### Exercise directions
Using the listing below, keep only the lines with the word "Прізвище" and copy them.

### Records supplied
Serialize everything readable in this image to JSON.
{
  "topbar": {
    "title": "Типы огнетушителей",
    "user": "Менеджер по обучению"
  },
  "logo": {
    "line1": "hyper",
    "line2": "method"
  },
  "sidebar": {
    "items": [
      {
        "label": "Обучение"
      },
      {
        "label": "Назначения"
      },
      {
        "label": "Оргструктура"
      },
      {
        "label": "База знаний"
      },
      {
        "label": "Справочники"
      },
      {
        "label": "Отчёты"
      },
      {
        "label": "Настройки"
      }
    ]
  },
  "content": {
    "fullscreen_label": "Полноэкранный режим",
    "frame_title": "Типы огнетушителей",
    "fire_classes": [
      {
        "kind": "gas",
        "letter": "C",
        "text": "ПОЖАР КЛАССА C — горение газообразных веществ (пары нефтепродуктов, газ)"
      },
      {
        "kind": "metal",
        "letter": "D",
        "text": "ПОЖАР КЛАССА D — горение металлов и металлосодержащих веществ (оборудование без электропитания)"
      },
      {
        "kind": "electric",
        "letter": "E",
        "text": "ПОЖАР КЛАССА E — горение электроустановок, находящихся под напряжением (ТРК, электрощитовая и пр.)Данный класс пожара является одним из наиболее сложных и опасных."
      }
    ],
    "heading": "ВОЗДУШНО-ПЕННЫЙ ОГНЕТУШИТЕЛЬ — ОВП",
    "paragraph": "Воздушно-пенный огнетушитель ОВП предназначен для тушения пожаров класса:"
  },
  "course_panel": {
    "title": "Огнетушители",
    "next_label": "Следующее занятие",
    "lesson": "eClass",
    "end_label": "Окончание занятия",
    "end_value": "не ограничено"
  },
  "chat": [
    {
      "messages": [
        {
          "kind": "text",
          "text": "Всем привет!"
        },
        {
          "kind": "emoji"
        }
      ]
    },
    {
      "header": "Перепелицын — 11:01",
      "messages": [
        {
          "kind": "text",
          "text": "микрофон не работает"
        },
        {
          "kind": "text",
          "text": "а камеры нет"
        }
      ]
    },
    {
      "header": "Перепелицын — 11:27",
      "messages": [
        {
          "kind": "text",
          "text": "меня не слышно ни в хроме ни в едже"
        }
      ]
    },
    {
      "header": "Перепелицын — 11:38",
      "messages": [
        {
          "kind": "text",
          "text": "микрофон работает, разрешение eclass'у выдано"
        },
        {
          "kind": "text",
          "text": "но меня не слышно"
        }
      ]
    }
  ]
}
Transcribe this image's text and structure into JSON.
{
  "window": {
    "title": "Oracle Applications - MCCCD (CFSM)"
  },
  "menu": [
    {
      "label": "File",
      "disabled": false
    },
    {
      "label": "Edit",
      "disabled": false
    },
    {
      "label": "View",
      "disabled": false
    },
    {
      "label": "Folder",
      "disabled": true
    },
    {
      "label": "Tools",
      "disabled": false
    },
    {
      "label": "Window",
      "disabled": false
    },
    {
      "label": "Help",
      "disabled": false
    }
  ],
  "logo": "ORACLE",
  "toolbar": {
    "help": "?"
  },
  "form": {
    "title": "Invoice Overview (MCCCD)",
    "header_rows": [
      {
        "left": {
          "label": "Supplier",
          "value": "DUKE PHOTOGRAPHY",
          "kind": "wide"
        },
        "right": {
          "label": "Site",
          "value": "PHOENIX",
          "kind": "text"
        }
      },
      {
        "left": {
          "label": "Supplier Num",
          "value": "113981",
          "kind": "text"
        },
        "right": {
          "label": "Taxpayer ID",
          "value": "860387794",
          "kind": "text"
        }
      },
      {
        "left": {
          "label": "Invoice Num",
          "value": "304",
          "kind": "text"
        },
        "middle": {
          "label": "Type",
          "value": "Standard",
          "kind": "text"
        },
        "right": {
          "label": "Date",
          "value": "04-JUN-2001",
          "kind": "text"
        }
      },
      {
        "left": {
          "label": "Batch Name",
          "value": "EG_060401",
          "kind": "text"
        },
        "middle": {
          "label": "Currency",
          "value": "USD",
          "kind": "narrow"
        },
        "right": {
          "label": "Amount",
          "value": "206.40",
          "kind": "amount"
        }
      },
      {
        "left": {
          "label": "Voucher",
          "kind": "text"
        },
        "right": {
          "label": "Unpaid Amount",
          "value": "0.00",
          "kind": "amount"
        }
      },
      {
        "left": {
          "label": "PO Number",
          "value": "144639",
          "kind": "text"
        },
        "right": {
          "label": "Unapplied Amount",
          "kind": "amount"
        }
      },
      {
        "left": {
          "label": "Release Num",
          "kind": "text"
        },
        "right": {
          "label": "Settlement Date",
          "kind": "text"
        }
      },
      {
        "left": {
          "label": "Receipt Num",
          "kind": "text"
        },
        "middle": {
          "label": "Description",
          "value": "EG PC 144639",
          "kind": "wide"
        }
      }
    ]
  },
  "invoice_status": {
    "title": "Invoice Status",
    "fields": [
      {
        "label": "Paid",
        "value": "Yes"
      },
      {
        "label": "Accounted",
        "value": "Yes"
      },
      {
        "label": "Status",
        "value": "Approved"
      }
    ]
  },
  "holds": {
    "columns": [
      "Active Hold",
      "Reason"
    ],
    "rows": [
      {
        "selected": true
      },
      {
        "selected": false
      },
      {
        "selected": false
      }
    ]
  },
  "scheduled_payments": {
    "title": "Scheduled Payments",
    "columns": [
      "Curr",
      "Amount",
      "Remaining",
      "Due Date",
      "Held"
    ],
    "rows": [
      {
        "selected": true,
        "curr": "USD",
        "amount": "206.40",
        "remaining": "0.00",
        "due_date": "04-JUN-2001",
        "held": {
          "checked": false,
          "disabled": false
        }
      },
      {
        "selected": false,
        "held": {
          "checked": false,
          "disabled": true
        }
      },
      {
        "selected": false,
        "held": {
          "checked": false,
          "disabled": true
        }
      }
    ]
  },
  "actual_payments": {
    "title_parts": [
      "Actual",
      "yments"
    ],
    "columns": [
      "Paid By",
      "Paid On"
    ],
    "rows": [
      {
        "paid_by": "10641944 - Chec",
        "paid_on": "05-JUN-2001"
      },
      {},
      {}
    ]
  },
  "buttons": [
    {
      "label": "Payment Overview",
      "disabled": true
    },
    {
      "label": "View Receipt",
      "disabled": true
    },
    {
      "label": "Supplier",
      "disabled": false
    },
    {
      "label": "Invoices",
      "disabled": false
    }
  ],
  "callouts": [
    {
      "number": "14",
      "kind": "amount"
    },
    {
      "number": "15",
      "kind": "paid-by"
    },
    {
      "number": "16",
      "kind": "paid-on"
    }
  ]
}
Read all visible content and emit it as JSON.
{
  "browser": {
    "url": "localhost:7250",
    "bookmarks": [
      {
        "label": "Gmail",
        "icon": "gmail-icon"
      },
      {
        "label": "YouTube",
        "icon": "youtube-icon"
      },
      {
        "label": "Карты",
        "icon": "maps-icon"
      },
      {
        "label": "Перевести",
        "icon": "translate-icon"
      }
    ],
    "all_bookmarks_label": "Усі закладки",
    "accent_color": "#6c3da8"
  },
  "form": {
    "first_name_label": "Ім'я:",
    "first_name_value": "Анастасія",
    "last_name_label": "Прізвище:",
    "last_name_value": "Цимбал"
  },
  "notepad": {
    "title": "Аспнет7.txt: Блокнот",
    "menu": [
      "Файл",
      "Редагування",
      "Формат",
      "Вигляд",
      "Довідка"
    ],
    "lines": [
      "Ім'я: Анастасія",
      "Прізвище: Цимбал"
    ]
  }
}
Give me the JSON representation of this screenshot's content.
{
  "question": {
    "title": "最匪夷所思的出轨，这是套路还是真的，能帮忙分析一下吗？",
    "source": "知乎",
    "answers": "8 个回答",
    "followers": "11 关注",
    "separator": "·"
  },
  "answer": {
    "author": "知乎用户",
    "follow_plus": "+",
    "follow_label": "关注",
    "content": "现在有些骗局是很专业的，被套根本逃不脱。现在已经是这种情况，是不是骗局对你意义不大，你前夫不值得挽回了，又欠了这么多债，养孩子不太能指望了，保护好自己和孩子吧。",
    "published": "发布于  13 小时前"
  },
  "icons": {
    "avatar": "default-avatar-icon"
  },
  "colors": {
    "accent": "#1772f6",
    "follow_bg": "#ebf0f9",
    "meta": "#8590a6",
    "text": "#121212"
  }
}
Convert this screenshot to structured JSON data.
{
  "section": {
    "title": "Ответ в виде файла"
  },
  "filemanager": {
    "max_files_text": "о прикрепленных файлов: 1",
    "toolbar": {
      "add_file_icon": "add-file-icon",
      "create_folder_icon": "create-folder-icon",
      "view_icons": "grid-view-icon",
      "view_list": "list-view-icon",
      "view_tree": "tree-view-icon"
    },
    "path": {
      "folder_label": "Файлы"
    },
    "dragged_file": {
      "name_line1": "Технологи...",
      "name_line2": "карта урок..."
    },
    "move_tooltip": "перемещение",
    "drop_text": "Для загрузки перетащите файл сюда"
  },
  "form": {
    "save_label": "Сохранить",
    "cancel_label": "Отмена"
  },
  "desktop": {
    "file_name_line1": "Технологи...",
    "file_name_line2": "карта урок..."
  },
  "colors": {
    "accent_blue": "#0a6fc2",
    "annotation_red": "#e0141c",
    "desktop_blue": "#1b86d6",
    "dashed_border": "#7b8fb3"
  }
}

### Written response
    "last_name_label": "Прізвище:",
      "Прізвище: Цимбал"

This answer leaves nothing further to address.